Georgina Hoare
Kennedy Lemayian
Peter Higgins
Joshua Lowerikoi


Human-wildlife conflict in Kenya is a complex issue with environmental, social, and economic dimensions. Conservation education can raise awareness of environmental issues, by increasing knowledge, promoting positive attitudes, leading to proenvironmental behaviours. Educated youth can become ‘conservation ambassadors’ who help spread messages through the community. This qualitative study critically examined the extent to which this took place using the Wildlife Warriors Kids education programme, in areas of human-wildlife conflict in Kenya. Data were collected on students’ knowledge, attitudes and practice in three primary schools in Maasai areas; in one of these school areas, interviews and a focus group were also held with Maasai community members. The influence on students was evident, regarding knowledge about wildlife, positive attitudes and an understanding of pro-environmental behaviours. The filtration of knowledge and pro-environmental behaviours to the community level was positive but limited. Culture and human wildlife conflict were the predominant factors influencing attitudes. It was evident there is a need to include intergenerational learning, and focus attention on cultural and environmental challenges, to enhance the filtration of conservation education to the community.

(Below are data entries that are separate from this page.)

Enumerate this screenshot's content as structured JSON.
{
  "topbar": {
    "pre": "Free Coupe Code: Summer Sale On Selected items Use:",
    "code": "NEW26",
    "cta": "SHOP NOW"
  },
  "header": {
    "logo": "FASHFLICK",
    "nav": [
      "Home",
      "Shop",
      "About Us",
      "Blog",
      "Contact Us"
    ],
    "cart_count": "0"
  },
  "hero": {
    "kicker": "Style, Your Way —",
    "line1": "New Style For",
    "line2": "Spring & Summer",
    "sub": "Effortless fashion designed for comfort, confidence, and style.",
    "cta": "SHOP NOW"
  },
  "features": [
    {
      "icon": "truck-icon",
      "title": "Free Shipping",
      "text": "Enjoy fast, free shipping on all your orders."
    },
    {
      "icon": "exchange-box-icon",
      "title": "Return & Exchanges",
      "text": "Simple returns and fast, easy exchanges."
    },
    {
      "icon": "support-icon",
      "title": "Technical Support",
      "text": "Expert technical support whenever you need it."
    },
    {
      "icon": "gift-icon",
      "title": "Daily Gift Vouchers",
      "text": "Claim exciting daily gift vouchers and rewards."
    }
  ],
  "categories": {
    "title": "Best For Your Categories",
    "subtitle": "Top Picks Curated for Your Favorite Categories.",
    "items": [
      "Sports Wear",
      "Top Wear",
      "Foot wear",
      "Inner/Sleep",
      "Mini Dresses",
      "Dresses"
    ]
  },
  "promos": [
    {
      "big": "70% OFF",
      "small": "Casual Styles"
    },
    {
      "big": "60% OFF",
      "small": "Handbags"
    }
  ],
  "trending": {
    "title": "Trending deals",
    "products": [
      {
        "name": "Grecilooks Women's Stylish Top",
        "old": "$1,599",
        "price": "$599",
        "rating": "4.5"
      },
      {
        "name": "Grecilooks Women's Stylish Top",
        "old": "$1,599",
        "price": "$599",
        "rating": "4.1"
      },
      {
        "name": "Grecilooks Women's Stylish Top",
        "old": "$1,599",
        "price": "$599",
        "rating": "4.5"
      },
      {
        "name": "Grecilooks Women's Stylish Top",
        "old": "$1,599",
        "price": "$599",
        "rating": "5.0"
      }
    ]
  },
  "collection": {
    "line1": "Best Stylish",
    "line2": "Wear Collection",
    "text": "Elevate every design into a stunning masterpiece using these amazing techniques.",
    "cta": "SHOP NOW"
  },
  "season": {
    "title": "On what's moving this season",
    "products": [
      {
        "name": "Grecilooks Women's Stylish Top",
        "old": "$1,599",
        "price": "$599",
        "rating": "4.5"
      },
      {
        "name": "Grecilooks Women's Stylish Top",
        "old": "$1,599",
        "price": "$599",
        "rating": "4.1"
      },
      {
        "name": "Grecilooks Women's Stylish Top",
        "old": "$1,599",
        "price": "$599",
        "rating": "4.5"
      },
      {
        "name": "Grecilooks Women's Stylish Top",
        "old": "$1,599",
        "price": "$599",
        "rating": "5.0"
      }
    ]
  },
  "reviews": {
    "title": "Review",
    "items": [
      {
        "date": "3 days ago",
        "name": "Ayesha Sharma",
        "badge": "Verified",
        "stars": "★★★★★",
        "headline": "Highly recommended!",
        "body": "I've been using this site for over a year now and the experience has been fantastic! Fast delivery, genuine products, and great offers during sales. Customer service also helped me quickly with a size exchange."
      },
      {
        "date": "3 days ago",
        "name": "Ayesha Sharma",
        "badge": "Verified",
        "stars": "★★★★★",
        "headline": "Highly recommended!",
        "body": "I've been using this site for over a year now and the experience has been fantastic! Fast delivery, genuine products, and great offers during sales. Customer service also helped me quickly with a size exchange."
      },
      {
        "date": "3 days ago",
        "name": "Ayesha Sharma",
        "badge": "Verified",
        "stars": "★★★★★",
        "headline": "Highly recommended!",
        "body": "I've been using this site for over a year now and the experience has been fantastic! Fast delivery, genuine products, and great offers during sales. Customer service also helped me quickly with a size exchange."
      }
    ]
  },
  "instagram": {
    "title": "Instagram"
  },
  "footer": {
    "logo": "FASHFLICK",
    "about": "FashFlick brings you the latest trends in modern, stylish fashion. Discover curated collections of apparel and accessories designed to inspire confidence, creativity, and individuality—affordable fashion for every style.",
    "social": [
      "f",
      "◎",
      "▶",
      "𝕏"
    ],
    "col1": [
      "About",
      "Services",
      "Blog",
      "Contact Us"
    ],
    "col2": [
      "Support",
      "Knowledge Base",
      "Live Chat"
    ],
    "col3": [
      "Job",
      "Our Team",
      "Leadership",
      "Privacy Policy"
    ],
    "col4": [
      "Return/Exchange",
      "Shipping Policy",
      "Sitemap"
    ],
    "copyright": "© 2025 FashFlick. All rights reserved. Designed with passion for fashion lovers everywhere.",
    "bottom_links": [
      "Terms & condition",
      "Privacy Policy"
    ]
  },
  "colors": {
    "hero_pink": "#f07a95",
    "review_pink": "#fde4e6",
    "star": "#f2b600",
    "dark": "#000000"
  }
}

Keywords: conservation education, Maasai, human wildlife conflict, indigenous knowledge, culture

Journal Identifiers

eISSN: 2411-5959
print ISSN: 0256-7504